              tl;dr like you, I would much rather eat food that isn't a product of industrial chemistry and doesn't require an extensive list of additives, preservatives and conditioners, but the reality is that the ones that are included in foods have generally, if not invariably, been extensively researched and do not warrant that sort of reaction. lern2science or risk appearing an ignorant reactionary against di-hydrogen oxide.

              1. re: mugen

                hfcs also increases shelf life for baked goods. i have read pros and cons for it. i still choose not to consume it. nor do i have any desire to eat cookies that last for months on a market shelf. yuk.

                1. re: hotoynoodle

                  The HFCS that bakers prefer is 40% fructose, 60% glucose. It's the glucose that attracts moisture, and helps keep the goods from going stale. Honey (with a 50/50 ratio) is used for the same purpose.

                  1. re: paulj

                    large-scale commercial bakers do not use honey because it's too expensive, so that argument is moot, sorry. they use hfcs because it's cheaper than sugar and extends shelf-life. period.

                    products do not taste "the same" or even "good" to me. however, for a generation of kids raised on the stuff, i'm sure they prefer the newer sweeter versions. my b/f buys mexican coke -- the stuff made with real sugar. his kids prefer the hfcs stuff. (happily for him and his stash, lol)

                    1. re: hotoynoodle

                      In this case, sugar is up there with flour and oats, while HCFS is down near the 2% ingredients. I don't think they are using it because it is cheap, but rather because it can be tailored to their particular baking needs (such as a higher glucose proportion). It's contribution to the overall sweetness of the cookies is probably small.

                      HFCS does taste sweeter than regular corn syrup because fructose tastes sweeter than glucose. But that doesn't mean it is sweeter than sugar. It is difficult to meaningfully compare the sweetness of a syrup with that of a granular solid.

                      What are the proportions, by weight, of flour, sugar, and oats in the recipe you use?

                      I posted a recipe, below, that uses 200g of flour, 200 of oats, and only 80g of sugar. But that amount of sugar is borderline low for cookies.

                      http://www.joyofbaking.com/OatmealCoo...
                      has
                      oats 280g
                      sugar 210g
                      butter 170g
                      nuts 110g
                      flour 105g

                2. re: mugen

                  How about I've yet to have a cookie with those ingredients that taste good, science aside?

            2. re: cstr

              I made 45 at 11 am this morning. By 2pm, only 21 were left. I only had 2, but someone else ate at least a dozen of them. I'm trying to keep the cookies non-commercial, for health reasons, but eating a dozen over a few hours creates another health issue.

            3. I make oatmeal cookies replacing the butter with an equal amount of overripe banana, then cut some sugar.

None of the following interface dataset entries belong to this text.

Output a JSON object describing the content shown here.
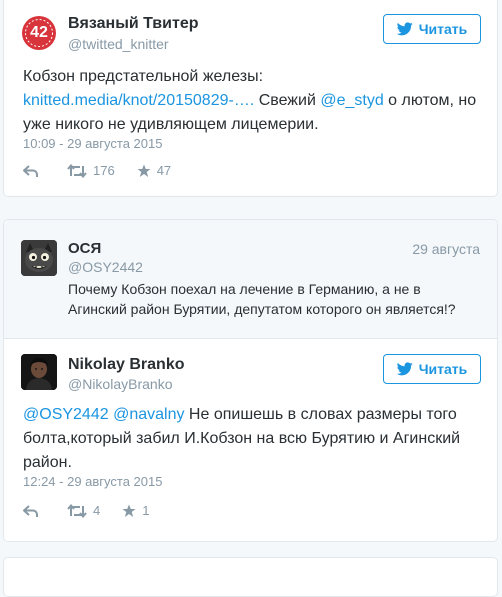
{
  "tweet1": {
    "avatar_text": "42",
    "author_name": "Вязаный Твитер",
    "author_handle": "@twitted_knitter",
    "follow_label": "Читать",
    "text_line1": "Кобзон предстательной железы:",
    "link_url": "knitted.media/knot/20150829-….",
    "text_mid": " Свежий ",
    "mention": "@e_styd",
    "text_end1": " о лютом, но",
    "text_line3": "уже никого не удивляющем лицемерии.",
    "time": "10:09 - 29 августа 2015",
    "retweets": "176",
    "likes": "47"
  },
  "quoted": {
    "author_name": "ОСЯ",
    "author_handle": "@OSY2442",
    "date": "29 августа",
    "text_line1": "Почему Кобзон поехал на лечение в Германию, а не в",
    "text_line2": "Агинский район Бурятии, депутатом которого он является!?"
  },
  "tweet2": {
    "author_name": "Nikolay Branko",
    "author_handle": "@NikolayBranko",
    "follow_label": "Читать",
    "mention1": "@OSY2442",
    "mention2": "@navalny",
    "text_end1": " Не опишешь в словах размеры того",
    "text_line2": "болта,который забил И.Кобзон на всю Бурятию и Агинский",
    "text_line3": "район.",
    "time": "12:24 - 29 августа 2015",
    "retweets": "4",
    "likes": "1"
  },
  "colors": {
    "accent": "#1b95e0",
    "badge": "#d8343b",
    "muted": "#8899a6"
  }
}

It's not quite the same as a cookie - it ends up more cake-like - but it's a nice little snack.

              1 Reply
              1. Here's my recipe for a Scottish style of oat cookie. It's a cross between a recipe for Aberdenshire parkin, and perkins. Those recipes used to be on a site called HistoricalFoods. Yorkshire parkin is a ginger oat cake - more of a quickbread using equal parts oats and flour.

                200g chopped rolled oats
                1/4c (more or less) buttermilk
                1/4c molasses
                1 egg
                1T golden syrup
                mix and let sit

                200g whole wheat flour (pastry)
                3t ginger
                1t cinnamon
                2t baking powder
                1/2t salt
                80g sugar
                80g fat (shortening, butter)
                work in fat

                work the two mixtures together to form stiff dough

                make into cookies, bake 375, to lightly browned
                I've tried several shapes:
                flatten and cut into disks (like biscuits)
                form into 1" balls
                or roll into log and cut into lengths

                1 Reply